Come with us as we explore the exciting world of sustainable fashion, using stores inside The Glades!
In a world where fashion trends evolve at lightning speed, there’s a rising movement that values more than just the latest styles and designs. Sustainable fashion has taken the industry by storm, capturing the hearts of conscious consumers worldwide. This revolutionary approach to dressing combines style with ethical values, encouraging us to make thoughtful choices that support the environment and protect the well-being of garment workers.
Zara launched its #JoinLife sustainable clothing line in 2016. The collection boasts organic cotton, recycled wool and Tencel – made from wood fibres from sustainably managed forests. The company promises it uses farming processes using 90% less water than conventional cotton.
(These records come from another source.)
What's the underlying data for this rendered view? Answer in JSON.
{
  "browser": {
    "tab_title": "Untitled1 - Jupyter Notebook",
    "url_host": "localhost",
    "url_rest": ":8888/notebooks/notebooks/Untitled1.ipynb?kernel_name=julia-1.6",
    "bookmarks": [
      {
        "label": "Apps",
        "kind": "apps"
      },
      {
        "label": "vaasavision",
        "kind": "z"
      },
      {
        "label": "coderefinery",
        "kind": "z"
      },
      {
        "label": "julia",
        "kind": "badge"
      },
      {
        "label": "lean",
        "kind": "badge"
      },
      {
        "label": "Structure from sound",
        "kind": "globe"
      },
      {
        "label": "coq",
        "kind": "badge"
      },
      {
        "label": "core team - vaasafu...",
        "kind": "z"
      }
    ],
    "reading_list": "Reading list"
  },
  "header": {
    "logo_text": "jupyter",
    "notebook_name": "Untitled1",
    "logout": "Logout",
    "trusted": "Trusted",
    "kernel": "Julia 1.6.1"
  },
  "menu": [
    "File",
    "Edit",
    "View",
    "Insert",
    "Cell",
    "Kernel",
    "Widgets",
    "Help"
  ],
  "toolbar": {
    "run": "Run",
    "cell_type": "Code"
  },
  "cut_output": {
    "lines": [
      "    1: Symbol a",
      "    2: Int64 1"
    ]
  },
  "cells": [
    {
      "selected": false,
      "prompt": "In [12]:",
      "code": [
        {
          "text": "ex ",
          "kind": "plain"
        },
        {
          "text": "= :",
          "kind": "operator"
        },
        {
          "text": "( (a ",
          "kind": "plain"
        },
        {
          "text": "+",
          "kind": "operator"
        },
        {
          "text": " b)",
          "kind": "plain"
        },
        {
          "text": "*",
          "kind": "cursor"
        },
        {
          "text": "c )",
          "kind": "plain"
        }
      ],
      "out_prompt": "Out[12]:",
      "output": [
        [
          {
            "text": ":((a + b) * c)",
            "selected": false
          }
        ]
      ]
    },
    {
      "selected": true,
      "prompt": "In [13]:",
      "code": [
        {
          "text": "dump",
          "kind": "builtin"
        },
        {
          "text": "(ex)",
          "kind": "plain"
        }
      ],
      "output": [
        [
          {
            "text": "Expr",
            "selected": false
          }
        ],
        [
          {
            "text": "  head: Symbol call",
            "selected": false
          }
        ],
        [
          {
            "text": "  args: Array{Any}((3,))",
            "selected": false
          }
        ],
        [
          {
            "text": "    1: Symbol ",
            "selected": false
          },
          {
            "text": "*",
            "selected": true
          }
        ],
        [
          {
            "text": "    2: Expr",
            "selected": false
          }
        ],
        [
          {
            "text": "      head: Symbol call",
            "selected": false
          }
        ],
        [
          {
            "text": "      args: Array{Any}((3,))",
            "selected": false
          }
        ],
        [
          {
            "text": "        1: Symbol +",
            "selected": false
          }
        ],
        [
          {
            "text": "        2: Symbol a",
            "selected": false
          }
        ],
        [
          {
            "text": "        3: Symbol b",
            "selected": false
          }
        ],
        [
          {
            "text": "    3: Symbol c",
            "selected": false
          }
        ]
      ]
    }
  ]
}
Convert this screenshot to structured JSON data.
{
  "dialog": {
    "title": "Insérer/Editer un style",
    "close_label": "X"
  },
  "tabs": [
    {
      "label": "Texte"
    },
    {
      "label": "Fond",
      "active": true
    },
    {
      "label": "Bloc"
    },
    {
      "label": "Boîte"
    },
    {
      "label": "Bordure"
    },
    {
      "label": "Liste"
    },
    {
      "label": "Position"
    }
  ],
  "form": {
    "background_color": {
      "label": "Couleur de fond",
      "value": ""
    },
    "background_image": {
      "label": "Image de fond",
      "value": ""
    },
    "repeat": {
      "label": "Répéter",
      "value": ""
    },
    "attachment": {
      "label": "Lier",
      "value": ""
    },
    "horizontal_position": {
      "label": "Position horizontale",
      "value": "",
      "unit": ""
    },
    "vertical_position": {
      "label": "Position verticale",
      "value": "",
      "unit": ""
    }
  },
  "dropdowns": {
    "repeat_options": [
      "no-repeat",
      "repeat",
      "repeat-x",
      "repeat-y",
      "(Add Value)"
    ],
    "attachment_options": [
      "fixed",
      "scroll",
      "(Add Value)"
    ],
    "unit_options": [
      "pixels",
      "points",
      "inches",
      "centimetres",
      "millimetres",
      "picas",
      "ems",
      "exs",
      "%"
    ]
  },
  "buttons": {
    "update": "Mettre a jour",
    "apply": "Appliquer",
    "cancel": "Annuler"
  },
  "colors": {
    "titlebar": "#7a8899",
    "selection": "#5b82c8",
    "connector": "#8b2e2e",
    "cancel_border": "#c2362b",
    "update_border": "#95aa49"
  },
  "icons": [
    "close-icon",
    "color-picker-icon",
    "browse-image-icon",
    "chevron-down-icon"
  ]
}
Zara also offers customers the chance to bring back their old and unwanted clothes to be recycled into new fabric!
Fat Face launched its 360 sustainability plan back in 2016 to “help us make conscious decisions that have a positive impact on the natural environment, people and local communities where we trade”. It focuses on “three pillars of sustainability”: responsible sourcing for sustainable products, protecting the environment, and supporting people and communities. Fat Face continues to meet its 100% responsibly sourced cotton target and is committed to using more responsible materials.
White Stuff is the first British brand to sign a Fairtrade contract committing to sourcing denim in an ethical way. They launched their Doing Good Stuff denim collection, created by one of the world’s cleanest and most sustainable factories. It uses only a fraction of the water and energy used in traditional denim production.
In addition to cutting water and energy, they are reducing their environmental impact by donating toxic by-products to make bricks for building projects in local communities.
The iconic denim brand not only uses recycled materials but is also reducing water waste through a patented Water<Less® technology, reusing over 9 billion litres of water since 2021.
The brand continues to launch new sustainable initiatives to rehab denim’s bad environmental reputation and has successfully eliminated toxic chemical discharge from most of its supply chain.
M&S has long been leading the way in sustainability for big corporations. The company began rolling out Plan A as far back as 2007 and was the first retailer to be “Certified to all three Carbon Trust Standards for our achievements in carbon, water and waste reduction”.
M&S sources all its electricity from renewables as well as reaching its goal to become carbon neutral back in April 2013. Meanwhile, 100% of their cotton coming from sustainable sources and they’re working with the Better Cotton Initiative to continue to look for ways to cut chemicals and improve production. They launched schoolwear made from recycled plastic bottles (instead of new polyester made from oil) over a decade ago, and are currently working to make their jeans as sustainable as possible.